◆ DATA EXTRACTS:
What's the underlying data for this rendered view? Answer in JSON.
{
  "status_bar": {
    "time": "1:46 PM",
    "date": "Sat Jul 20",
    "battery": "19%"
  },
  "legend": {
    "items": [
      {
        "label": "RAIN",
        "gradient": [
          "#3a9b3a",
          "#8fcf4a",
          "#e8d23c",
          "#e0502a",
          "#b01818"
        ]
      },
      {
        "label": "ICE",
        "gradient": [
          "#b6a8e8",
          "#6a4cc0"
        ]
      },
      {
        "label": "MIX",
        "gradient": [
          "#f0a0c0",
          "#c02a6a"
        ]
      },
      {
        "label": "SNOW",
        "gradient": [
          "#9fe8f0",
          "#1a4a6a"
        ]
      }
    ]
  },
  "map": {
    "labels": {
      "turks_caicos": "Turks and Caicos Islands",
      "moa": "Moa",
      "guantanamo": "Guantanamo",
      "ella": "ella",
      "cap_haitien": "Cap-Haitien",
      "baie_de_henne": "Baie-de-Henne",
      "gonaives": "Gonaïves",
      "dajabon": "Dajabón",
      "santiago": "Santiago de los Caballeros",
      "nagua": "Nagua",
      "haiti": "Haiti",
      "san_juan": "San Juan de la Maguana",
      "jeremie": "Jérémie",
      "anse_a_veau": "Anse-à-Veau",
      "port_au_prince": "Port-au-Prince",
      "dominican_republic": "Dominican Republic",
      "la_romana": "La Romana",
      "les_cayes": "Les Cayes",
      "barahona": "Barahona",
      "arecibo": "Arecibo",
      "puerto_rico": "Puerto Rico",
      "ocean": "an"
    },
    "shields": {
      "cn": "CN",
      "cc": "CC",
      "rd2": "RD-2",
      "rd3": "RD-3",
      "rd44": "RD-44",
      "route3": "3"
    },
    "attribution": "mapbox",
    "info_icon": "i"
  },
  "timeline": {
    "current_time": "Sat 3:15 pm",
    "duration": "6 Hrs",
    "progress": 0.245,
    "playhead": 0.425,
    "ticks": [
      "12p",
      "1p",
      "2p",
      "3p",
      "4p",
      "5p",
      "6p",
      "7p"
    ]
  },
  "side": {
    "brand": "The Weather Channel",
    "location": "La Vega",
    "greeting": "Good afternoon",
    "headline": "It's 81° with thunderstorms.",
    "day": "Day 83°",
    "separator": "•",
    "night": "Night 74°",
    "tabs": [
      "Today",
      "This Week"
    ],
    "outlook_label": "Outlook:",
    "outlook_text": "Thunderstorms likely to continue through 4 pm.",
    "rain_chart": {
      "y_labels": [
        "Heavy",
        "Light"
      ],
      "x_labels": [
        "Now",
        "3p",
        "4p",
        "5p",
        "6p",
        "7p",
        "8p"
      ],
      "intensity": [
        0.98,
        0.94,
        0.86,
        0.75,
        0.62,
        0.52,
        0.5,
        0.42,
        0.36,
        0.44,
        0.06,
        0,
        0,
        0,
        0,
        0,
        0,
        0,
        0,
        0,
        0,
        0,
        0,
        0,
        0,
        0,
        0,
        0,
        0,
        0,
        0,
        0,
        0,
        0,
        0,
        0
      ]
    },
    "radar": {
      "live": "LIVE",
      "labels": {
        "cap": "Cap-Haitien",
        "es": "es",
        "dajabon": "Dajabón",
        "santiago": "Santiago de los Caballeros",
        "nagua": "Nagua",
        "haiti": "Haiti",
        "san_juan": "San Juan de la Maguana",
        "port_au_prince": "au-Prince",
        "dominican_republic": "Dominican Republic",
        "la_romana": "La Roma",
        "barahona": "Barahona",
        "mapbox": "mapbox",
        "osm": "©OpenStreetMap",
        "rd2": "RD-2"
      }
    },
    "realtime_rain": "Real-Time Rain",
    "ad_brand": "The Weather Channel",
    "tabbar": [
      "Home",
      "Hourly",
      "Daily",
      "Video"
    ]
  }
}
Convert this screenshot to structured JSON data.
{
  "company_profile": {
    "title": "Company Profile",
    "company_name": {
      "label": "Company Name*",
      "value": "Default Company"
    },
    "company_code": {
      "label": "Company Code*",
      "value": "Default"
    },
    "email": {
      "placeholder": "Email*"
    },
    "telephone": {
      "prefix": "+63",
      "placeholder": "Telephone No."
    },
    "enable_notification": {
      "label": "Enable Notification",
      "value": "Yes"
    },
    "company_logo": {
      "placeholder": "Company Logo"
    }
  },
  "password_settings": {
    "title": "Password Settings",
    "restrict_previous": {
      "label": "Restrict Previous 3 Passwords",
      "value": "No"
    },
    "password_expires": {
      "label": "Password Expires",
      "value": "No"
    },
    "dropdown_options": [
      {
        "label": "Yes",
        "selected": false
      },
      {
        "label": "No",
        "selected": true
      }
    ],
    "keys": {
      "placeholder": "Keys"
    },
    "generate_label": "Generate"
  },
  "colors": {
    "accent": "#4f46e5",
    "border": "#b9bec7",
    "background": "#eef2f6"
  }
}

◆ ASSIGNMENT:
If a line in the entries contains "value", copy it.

◆ FINISHED EXERCISE:
      "value": "Default Company"
      "value": "Default"
      "value": "Yes"
      "value": "No"
      "value": "No"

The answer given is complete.